• **TASK REQUIREMENTS**: Starting from the first line below, count every line holding the word "cost", then state the total alone.

• **SOURCE MATERIAL**:

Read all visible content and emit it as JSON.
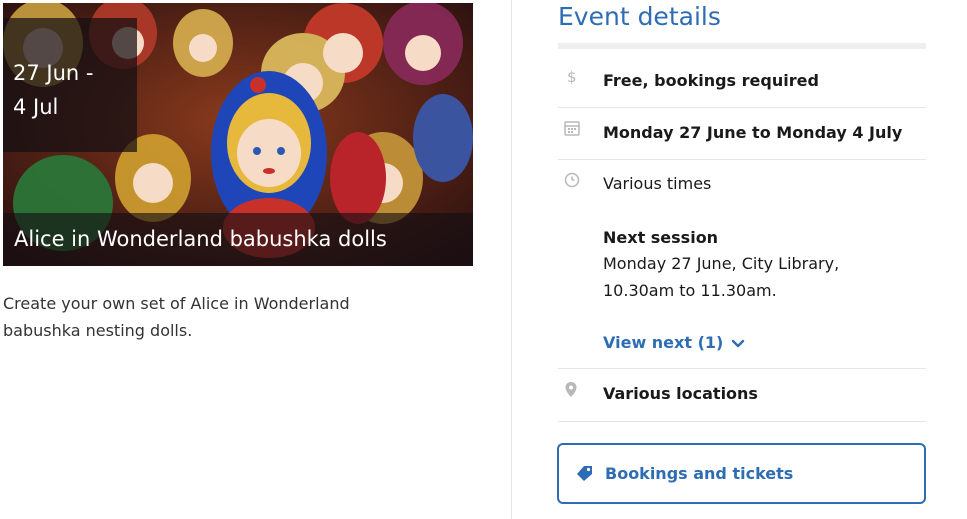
{
  "event": {
    "date_line1": "27 Jun -",
    "date_line2": "4 Jul",
    "title": "Alice in Wonderland babushka dolls",
    "description_line1": "Create your own set of Alice in Wonderland",
    "description_line2": "babushka nesting dolls."
  },
  "details": {
    "heading": "Event details",
    "cost": "Free, bookings required",
    "dates": "Monday 27 June to Monday 4 July",
    "times": "Various times",
    "next_session_heading": "Next session",
    "next_session_line1": "Monday 27 June, City Library,",
    "next_session_line2": "10.30am to 11.30am.",
    "view_next_label": "View next (1)",
    "location": "Various locations",
    "booking_button_label": "Bookings and tickets"
  },
  "icons": {
    "cost": "dollar-icon",
    "dates": "calendar-icon",
    "times": "clock-icon",
    "location": "map-pin-icon",
    "expand": "chevron-down-icon",
    "booking": "ticket-tag-icon"
  },
  "colors": {
    "accent": "#2e6db4",
    "icon_gray": "#b8b8b8",
    "divider": "#e6e6e6"
  }
}
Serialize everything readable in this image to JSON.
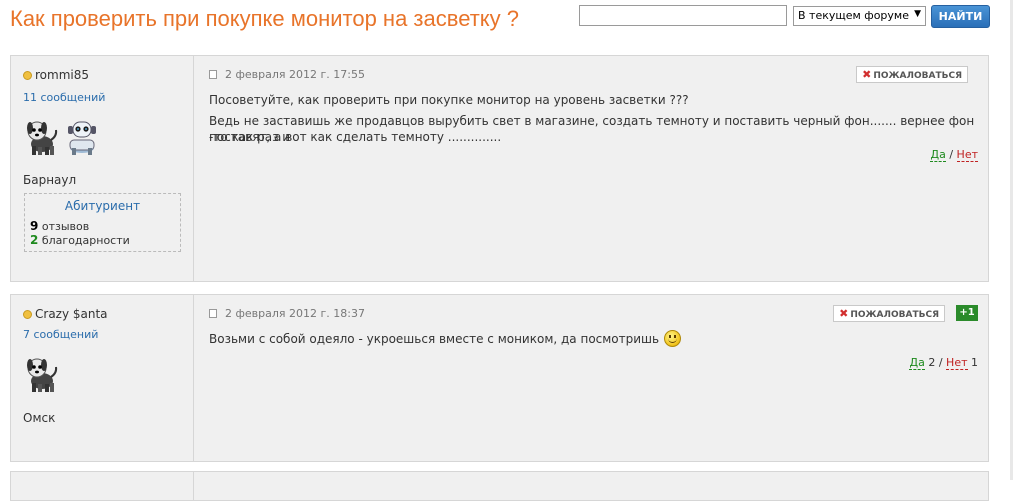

• **EXERCISE RESULT**: 2